CARNEGIE HALL PRESENTS

Performance Tuesday, January 24, 2017 | 8 PM

Staatskapelle Berlin

Stern Auditorium / Perelman Stage
The Guardian wrote, “Like many of those who have managed to unlock Bruckner’s music with greatest effect, Barenboim’s approach is organic and animated … this was Bruckner to treasure.” As part of Carnegie Hall’s first Bruckner symphony cycle, Daniel Barenboim leads the great orchestra in the master’s Fifth Symphony. Bruckner explored new harmonic paths in the work, particularly in its emotional first movement. A lyrical slow movement and typically muscular Bruckner Scherzo set the stage for the massive finale, where a chorale tune and incredibly complex lines of counterpoint point the way to a heroic climax.

Daniel Barenboim's performances with the Staatskapelle Berlin mark the 60th anniversary of his Carnegie Hall debut on January 20, 1957.

Performers

  • Staatskapelle Berlin
    Daniel Barenboim, Music Director and Conductor
  • Gregor Witt, Oboe
  • Matthias Glander, Clarinet
  • Mathias Baier, Bassoon
  • Radovan Vlatković, Horn

Program
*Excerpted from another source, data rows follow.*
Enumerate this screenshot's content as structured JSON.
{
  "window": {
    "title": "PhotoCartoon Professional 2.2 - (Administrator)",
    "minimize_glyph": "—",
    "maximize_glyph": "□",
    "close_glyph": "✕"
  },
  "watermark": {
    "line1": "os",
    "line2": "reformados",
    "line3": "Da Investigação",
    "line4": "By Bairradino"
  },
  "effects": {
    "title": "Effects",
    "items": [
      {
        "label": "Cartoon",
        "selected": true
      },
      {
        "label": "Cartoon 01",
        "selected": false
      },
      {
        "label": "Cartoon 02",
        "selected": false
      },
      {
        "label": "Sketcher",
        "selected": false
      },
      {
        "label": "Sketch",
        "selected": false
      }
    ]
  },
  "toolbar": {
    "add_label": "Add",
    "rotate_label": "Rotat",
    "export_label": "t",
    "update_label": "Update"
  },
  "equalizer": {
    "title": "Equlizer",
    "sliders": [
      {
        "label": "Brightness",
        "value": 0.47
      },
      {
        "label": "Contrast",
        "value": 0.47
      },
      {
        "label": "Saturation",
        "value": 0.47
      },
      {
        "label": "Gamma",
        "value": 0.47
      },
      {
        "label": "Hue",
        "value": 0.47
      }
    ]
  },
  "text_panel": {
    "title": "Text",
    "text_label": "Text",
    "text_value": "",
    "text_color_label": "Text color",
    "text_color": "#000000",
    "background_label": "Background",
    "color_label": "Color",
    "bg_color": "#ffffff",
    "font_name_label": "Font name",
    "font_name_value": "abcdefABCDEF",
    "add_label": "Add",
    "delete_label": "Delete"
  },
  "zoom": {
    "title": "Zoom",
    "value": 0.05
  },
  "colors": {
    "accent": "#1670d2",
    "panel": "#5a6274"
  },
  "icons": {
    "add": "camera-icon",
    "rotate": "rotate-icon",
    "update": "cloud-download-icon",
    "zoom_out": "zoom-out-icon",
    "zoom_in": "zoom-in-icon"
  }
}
  • MOZART Sinfonia concertante in E-flat Major for Oboe, Clarinet, Bassoon, Horn, and Orchestra, K. 297b
  • BRUCKNER Symphony No. 5

Event Duration

The printed program will last approximately two hours, including one 20-minute intermission.

Audio

BRUCKNER Symphony No. 5 (Scherzo: Molto vivace)
Daniel Barenboim, Conductor | Chicago Symphony Orchestra

At a Glance

Anton Bruckner is perhaps the most misunderstood of the great symphonists. In his own day, he confused both his supporters—leading them to undertake extensive editing of his works to make them conform better to contemporary norms—and his detractors, among them the redoubtable Viennese critic Eduard Hanslick, who savaged most of his symphonies at their premieres. In our own day, too many concertgoers react to him with incomprehension and boredom.

Labeled by his contemporaries "the Wagner symphonist," Bruckner actually wrote symphonies that are anything but the Romantic/Wagnerian celebration of self. Instead, they are spiritual quests and homages to God, in whom he fervently believed and whom he sought to glorify in his music. "Each of his symphonies is in reality one gigantic arch that starts on earth in the midst of suffering humanity, sweeps up toward the heavens to the very Throne of Grace, and returns to earth with a message of peace," writes biographer Hans-Hubert Schönzeler.

Daniel Barenboim and the Staatskapelle Berlin give us the unprecedented opportunity to experience all nine of these magnificent symphonies over an 11-day span—both the ones we may know well and those we rarely encounter. Tonight, we hear one of Bruckner's greatest masterpieces, the Symphony No. 5 in B-flat Major, which is, paradoxically, among his least performed. Paired with it is the charming Sinfonia concertante in E-flat Major, K.297b, which may or may not be wholly by Mozart, but is in any case an irresistible showpiece for oboe, clarinet, bassoon, and horn.
Program Notes
This performance is part of Carnegie Classics.